— The National Highway Traffic Safety Administration (NHTSA) is warning owners who receive Takata air bag recall notices to get the vehicles immediately repaired. NHTSA says 7.8 million vehicles have air bags that can explode and send razor-sharp metal into the occupant areas.

The Takata air bags have been the source of numerous recalls involving about 12 million vehicles, especially in areas where high absolute humidity can cause moisture to build in the air bags.

According to the National Weather Service, absolute humidity "is a measure of the actual amount of water vapor (moisture) in the air, regardless of the air's temperature. The higher the amount of water vapor, the higher the absolute humidity."

The exploding Takata air bags have been linked to four fatalities and numerous injuries from metal inflators that explode when the air bags deploy.

NHTSA says it is especially urgent to get the air bags fixed if the vehicles are located in Florida, Puerto Rico, Guam, Saipan, American Samoa, Virgin Islands and Hawaii.

BMW: 627,615 total number of potentially affected vehicles

2000 – 2005 3 Series Sedan
2000 – 2006 3 Series Coupe
2000 – 2005 3 Series Sports Wagon
2000 – 2006 3 Series Convertible
2001 – 2006 M3 Coupe
2001 – 2006 M3 Convertible

Chrysler: 371,309 total number of potentially affected vehicles

2003 – 2008 Dodge Ram 1500
2005 – 2008 Dodge Ram 2500
2006 – 2008 Dodge Ram 3500
2006 – 2008 Dodge Ram 4500
2008 – Dodge Ram 5500
2005 – 2008 Dodge Durango
2005 – 2008 Dodge Dakota
2005 – 2008 Chrysler 300
2007 – 2008 Chrysler Aspen

Ford: 58,669 total number of potentially affected vehicles

2004 – Ranger
2005 – 2006 GT
2005 – 2007 Mustang

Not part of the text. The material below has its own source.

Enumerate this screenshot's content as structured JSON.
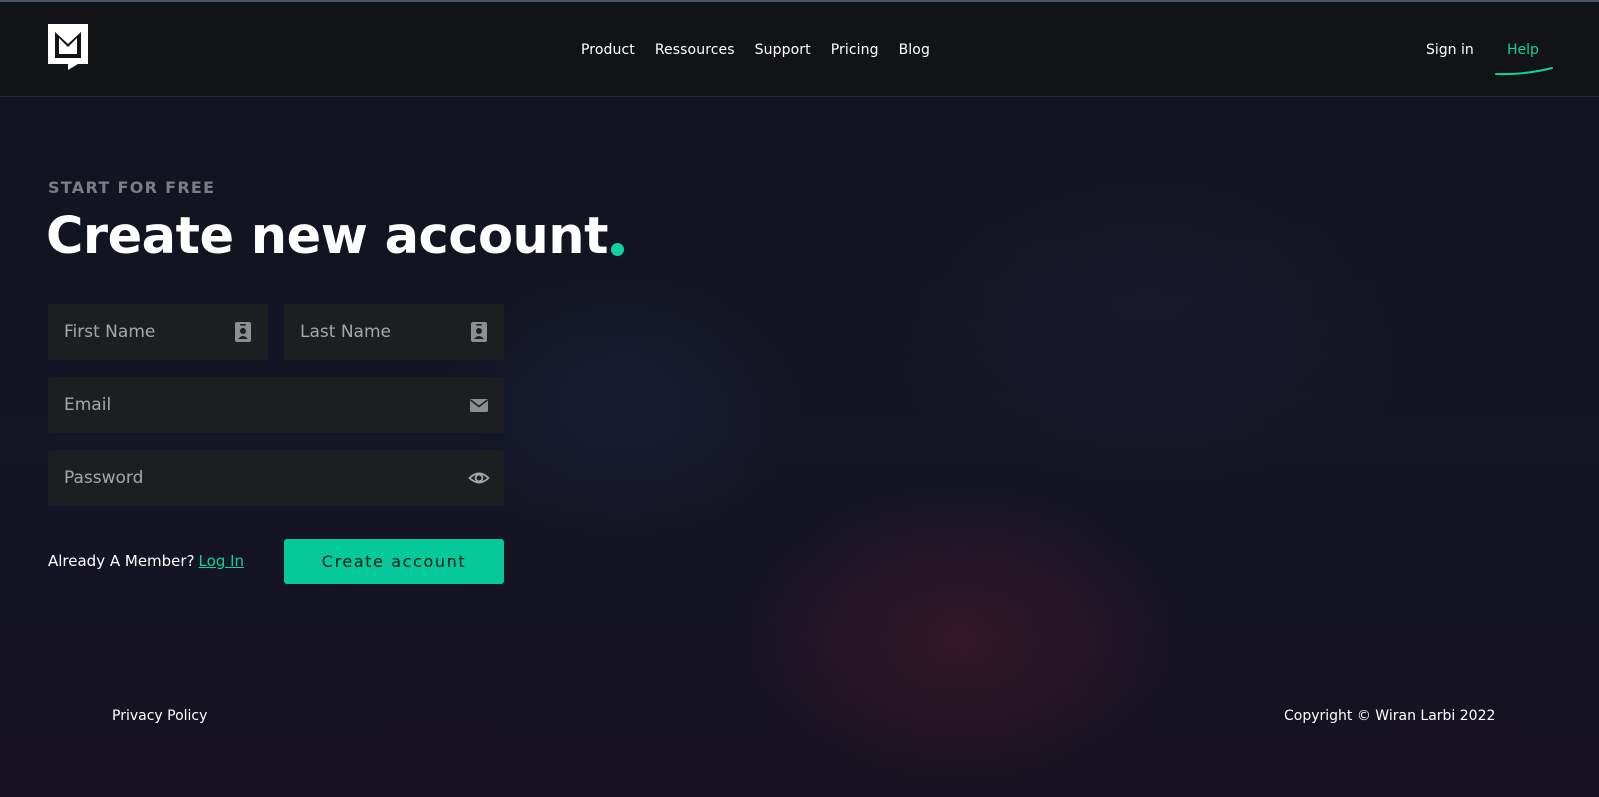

General Motors: undetermined total number of potentially affected vehicles

2003 – 2005 Pontiac Vibe
2005 – Saab 9-2X

Honda: 5,051,364 total number of potentially affected vehicles

2001 – 2007 Honda Accord
2001 – 2002 Honda Accord
2001 – 2005 Honda Civic
2002 – 2006 Honda CR-V
2003 – 2011 Honda Element
2002 – 2004 Honda Odyssey
2003 – 2007 Honda Pilot
2006 – Honda Ridgeline
2003 – 2006 Acura MDX
2002 – 2003 Acura TL/CL
2005 – Acura RL

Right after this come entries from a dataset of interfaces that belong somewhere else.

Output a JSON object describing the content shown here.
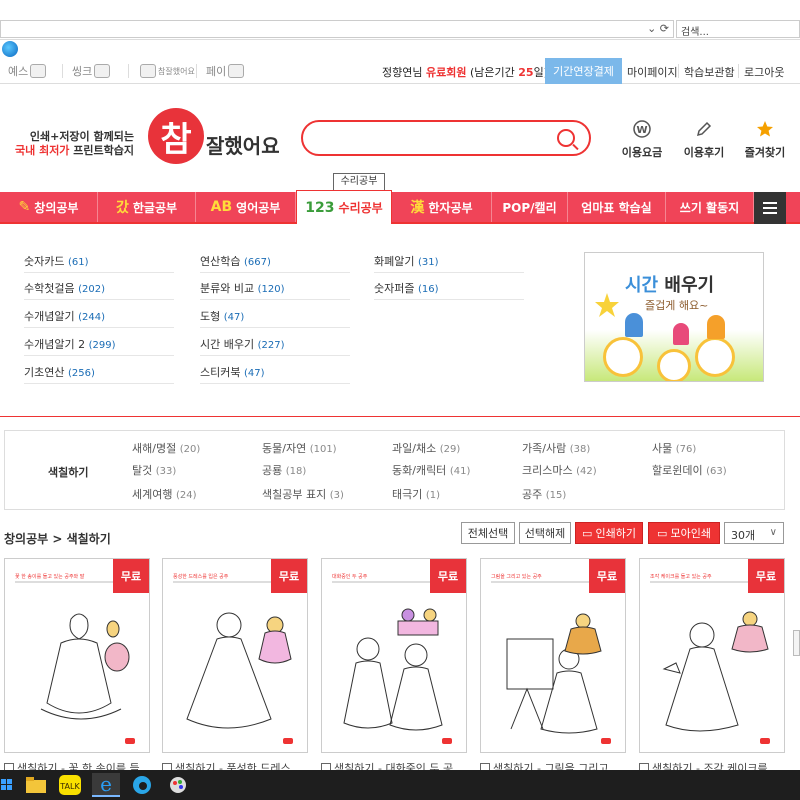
{
  "browser": {
    "search_placeholder": "검색...",
    "address_controls": "⌄ ⟳"
  },
  "utilbar": {
    "services": [
      "예스",
      "씽크",
      "참잘했어요",
      "페이"
    ],
    "user_name": "정향연님",
    "member_type": "유료회원",
    "remaining_prefix": "(남은기간 ",
    "remaining_days": "25",
    "remaining_suffix": "일)",
    "extend_button": "기간연장결제",
    "links": [
      "마이페이지",
      "학습보관함",
      "로그아웃"
    ]
  },
  "header": {
    "slogan_line1": "인쇄+저장이 함께되는",
    "slogan_line2_highlight": "국내 최저가",
    "slogan_line2_rest": " 프린트학습지",
    "logo_big": "참",
    "logo_rest": "잘했어요",
    "links": [
      {
        "label": "이용요금",
        "icon": "won-icon"
      },
      {
        "label": "이용후기",
        "icon": "pencil-icon"
      },
      {
        "label": "즐겨찾기",
        "icon": "star-icon"
      }
    ]
  },
  "tooltip": "수리공부",
  "nav": {
    "items": [
      {
        "label": "창의공부",
        "icon": "✎"
      },
      {
        "label": "한글공부",
        "icon": "갔"
      },
      {
        "label": "영어공부",
        "icon": "AB"
      },
      {
        "label": "수리공부",
        "icon": "123"
      },
      {
        "label": "한자공부",
        "icon": "漢"
      },
      {
        "label": "POP/캘리",
        "icon": ""
      },
      {
        "label": "엄마표 학습실",
        "icon": ""
      },
      {
        "label": "쓰기 활동지",
        "icon": ""
      }
    ]
  },
  "submenu": {
    "col1": [
      {
        "label": "숫자카드",
        "count": "(61)"
      },
      {
        "label": "수학첫걸음",
        "count": "(202)"
      },
      {
        "label": "수개념알기",
        "count": "(244)"
      },
      {
        "label": "수개념알기 2",
        "count": "(299)"
      },
      {
        "label": "기초연산",
        "count": "(256)"
      }
    ],
    "col2": [
      {
        "label": "연산학습",
        "count": "(667)"
      },
      {
        "label": "분류와 비교",
        "count": "(120)"
      },
      {
        "label": "도형",
        "count": "(47)"
      },
      {
        "label": "시간 배우기",
        "count": "(227)"
      },
      {
        "label": "스티커북",
        "count": "(47)"
      }
    ],
    "col3": [
      {
        "label": "화폐알기",
        "count": "(31)"
      },
      {
        "label": "숫자퍼즐",
        "count": "(16)"
      }
    ],
    "promo_title_a": "시간 ",
    "promo_title_b": "배우기",
    "promo_sub": "즐겁게 해요~"
  },
  "categories": {
    "title": "색칠하기",
    "items": [
      {
        "label": "새해/명절",
        "count": "(20)"
      },
      {
        "label": "동물/자연",
        "count": "(101)"
      },
      {
        "label": "과일/채소",
        "count": "(29)"
      },
      {
        "label": "가족/사람",
        "count": "(38)"
      },
      {
        "label": "사물",
        "count": "(76)"
      },
      {
        "label": "탈것",
        "count": "(33)"
      },
      {
        "label": "공룡",
        "count": "(18)"
      },
      {
        "label": "동화/캐릭터",
        "count": "(41)"
      },
      {
        "label": "크리스마스",
        "count": "(42)"
      },
      {
        "label": "할로윈데이",
        "count": "(63)"
      },
      {
        "label": "세계여행",
        "count": "(24)"
      },
      {
        "label": "색칠공부 표지",
        "count": "(3)"
      },
      {
        "label": "태극기",
        "count": "(1)"
      },
      {
        "label": "공주",
        "count": "(15)"
      }
    ]
  },
  "toolbar": {
    "breadcrumb": "창의공부 > 색칠하기",
    "select_all": "전체선택",
    "deselect": "선택해제",
    "print": "인쇄하기",
    "batch_print": "모아인쇄",
    "per_page": "30개"
  },
  "cards": [
    {
      "badge": "무료",
      "sheet_title": "꽃 한 송이를 들고 있는 공주와 말",
      "caption": "색칠하기 - 꽃 한 송이를 들"
    },
    {
      "badge": "무료",
      "sheet_title": "풍성한 드레스를 입은 공주",
      "caption": "색칠하기 - 풍성한 드레스"
    },
    {
      "badge": "무료",
      "sheet_title": "대화중인 두 공주",
      "caption": "색칠하기 - 대화중인 두 공"
    },
    {
      "badge": "무료",
      "sheet_title": "그림을 그리고 있는 공주",
      "caption": "색칠하기 - 그림을 그리고"
    },
    {
      "badge": "무료",
      "sheet_title": "조각 케이크를 들고 있는 공주",
      "caption": "색칠하기 - 조각 케이크를"
    }
  ]
}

Mazda: 64,872 total number of potentially affected vehicles

2003 – 2007 Mazda6
2006 – 2007 MazdaSpeed6
2004 – 2008 Mazda RX-8
2004 – 2005 MPV
2004 – B-Series Truck

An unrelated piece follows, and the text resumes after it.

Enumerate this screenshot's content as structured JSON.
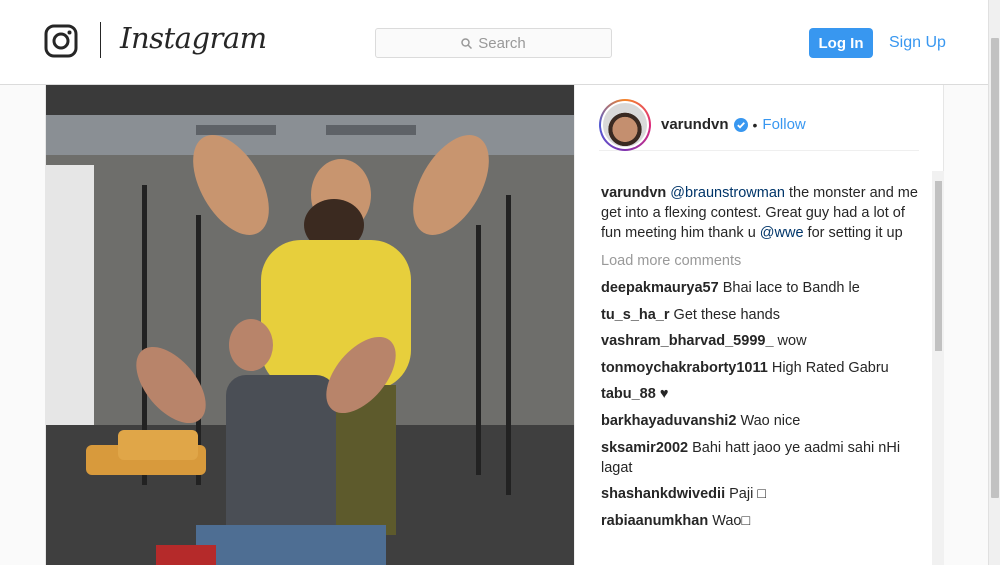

Mitsubishi: 11,985 total number of potentially affected vehicles

2004 – 2005 Lancer
2006 – 2007 Raider

Nissan: 694,626 total number of potentially affected vehicles

2001 – 2003 Nissan Maxima
2001 – 2004 Nissan Pathfinder
2002 – 2004 Nissan Sentra
2001 – 2004 Infiniti I30/I35
2002 – 2003 Infiniti QX4
2003 – 2005 Infiniti FX35/FX45

Subaru: 17,516 total number of potentially affected vehicles

2003 – 2005 Baja
2003 – 2005 Legacy
2003 – 2005 Outback
2004 – 2005 Impreza

Toyota: 877,000 total number of potentially affected vehicles

2002 – 2005 Lexus SC
2002 – 2005 Toyota Corolla
2003 – 2005 Toyota Corolla Matrix
2002 – 2005 Toyota Sequoia
2003 – 2005 Toyota Tundra

To have an idea of what an exploding air bag can do, the government released a video of counterfeit air bags and what happens when they explode. Take note this isn't a Takata air bag, but the video is still a good example of how you can be injured or killed when the metal inflator ruptures. Click here to watch the video.

(This article might change as the government adds vehicles to the ever-growing list.)